Exercise description: Write down exactly the lines from the one with "Parse this screenshot: output" to the end of the data, first and last included, and no others.

(Items from a data source)
|---|
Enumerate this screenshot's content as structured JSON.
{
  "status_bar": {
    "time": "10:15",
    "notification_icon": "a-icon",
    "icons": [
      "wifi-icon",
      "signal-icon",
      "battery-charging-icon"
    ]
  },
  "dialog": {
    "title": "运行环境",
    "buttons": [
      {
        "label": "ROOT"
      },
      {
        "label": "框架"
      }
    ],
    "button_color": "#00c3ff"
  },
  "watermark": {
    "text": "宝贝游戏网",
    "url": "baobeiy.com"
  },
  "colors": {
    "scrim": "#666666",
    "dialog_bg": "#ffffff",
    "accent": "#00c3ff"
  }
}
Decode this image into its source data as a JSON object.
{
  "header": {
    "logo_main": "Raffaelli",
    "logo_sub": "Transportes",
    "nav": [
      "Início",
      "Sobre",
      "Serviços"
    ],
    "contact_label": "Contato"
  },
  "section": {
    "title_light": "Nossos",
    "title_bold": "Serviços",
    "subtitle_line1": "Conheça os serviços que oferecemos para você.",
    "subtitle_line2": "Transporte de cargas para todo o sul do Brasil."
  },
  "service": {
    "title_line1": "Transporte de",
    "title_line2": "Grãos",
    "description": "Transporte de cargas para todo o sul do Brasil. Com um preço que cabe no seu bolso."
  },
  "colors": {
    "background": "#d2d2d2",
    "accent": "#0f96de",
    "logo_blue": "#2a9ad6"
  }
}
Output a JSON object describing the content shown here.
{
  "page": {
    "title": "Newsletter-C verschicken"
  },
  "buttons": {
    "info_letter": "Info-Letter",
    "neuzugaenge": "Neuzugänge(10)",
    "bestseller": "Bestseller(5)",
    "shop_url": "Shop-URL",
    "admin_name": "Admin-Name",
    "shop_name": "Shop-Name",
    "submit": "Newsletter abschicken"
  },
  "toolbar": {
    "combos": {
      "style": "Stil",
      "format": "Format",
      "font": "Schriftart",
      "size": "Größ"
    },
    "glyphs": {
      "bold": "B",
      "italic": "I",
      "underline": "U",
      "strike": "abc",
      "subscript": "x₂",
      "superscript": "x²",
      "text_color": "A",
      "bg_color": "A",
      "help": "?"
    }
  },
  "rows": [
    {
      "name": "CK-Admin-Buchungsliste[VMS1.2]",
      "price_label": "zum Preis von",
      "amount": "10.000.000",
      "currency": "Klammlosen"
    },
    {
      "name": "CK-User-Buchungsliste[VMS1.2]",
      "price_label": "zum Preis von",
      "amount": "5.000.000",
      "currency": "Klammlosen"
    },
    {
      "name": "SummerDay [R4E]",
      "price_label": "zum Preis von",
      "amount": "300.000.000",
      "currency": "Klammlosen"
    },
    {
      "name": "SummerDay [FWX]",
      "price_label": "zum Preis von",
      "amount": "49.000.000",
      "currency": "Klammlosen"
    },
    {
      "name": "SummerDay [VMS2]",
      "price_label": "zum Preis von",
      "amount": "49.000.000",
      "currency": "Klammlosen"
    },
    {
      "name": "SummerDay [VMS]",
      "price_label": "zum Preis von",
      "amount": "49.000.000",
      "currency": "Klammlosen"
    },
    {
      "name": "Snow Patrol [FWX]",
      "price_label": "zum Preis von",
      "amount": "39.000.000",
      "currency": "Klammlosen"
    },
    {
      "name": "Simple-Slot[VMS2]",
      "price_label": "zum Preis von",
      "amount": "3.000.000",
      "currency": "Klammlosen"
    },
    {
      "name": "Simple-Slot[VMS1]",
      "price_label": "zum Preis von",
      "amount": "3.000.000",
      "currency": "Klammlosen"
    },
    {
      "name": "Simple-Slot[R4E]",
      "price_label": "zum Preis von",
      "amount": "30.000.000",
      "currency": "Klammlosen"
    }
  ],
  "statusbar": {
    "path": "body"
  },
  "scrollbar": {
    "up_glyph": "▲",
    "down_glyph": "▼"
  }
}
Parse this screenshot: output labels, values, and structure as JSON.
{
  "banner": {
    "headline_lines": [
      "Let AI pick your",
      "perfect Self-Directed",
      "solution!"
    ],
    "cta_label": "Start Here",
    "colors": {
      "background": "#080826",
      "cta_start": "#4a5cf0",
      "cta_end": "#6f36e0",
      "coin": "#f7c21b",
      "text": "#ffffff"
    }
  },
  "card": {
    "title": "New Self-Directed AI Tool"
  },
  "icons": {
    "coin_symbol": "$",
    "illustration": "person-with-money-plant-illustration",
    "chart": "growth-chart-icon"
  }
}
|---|
Result of this exercise:
Parse this screenshot: output labels, values, and structure as JSON.
{
  "banner": {
    "headline_lines": [
      "Let AI pick your",
      "perfect Self-Directed",
      "solution!"
    ],
    "cta_label": "Start Here",
    "colors": {
      "background": "#080826",
      "cta_start": "#4a5cf0",
      "cta_end": "#6f36e0",
      "coin": "#f7c21b",
      "text": "#ffffff"
    }
  },
  "card": {
    "title": "New Self-Directed AI Tool"
  },
  "icons": {
    "coin_symbol": "$",
    "illustration": "person-with-money-plant-illustration",
    "chart": "growth-chart-icon"
  }
}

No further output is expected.